Could you repeat the data word for word while skipping the pictures?

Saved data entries
******

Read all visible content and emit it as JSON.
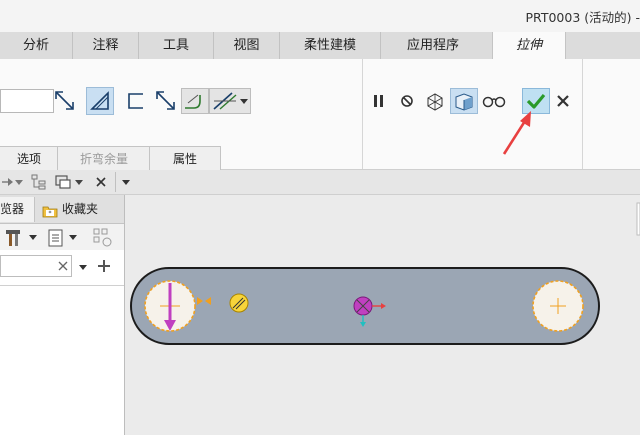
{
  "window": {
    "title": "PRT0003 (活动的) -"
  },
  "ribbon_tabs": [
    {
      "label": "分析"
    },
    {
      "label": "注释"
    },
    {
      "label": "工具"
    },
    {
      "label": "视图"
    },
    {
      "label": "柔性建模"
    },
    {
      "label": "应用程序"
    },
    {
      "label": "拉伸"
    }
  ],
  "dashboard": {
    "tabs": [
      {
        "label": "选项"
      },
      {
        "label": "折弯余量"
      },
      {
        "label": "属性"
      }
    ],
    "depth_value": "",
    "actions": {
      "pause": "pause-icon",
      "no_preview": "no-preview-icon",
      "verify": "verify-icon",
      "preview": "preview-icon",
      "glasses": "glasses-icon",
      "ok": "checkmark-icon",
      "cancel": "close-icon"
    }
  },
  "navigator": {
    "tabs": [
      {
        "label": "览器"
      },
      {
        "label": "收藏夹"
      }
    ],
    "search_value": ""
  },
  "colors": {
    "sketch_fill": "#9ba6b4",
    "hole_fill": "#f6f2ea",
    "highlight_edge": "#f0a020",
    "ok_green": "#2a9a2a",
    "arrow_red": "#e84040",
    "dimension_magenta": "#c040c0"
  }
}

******

TASK RESULT —
Read all visible content and emit it as JSON.
{
  "window": {
    "title": "PRT0003 (活动的) -"
  },
  "ribbon_tabs": [
    {
      "label": "分析"
    },
    {
      "label": "注释"
    },
    {
      "label": "工具"
    },
    {
      "label": "视图"
    },
    {
      "label": "柔性建模"
    },
    {
      "label": "应用程序"
    },
    {
      "label": "拉伸"
    }
  ],
  "dashboard": {
    "tabs": [
      {
        "label": "选项"
      },
      {
        "label": "折弯余量"
      },
      {
        "label": "属性"
      }
    ],
    "depth_value": "",
    "actions": {
      "pause": "pause-icon",
      "no_preview": "no-preview-icon",
      "verify": "verify-icon",
      "preview": "preview-icon",
      "glasses": "glasses-icon",
      "ok": "checkmark-icon",
      "cancel": "close-icon"
    }
  },
  "navigator": {
    "tabs": [
      {
        "label": "览器"
      },
      {
        "label": "收藏夹"
      }
    ],
    "search_value": ""
  },
  "colors": {
    "sketch_fill": "#9ba6b4",
    "hole_fill": "#f6f2ea",
    "highlight_edge": "#f0a020",
    "ok_green": "#2a9a2a",
    "arrow_red": "#e84040",
    "dimension_magenta": "#c040c0"
  }
}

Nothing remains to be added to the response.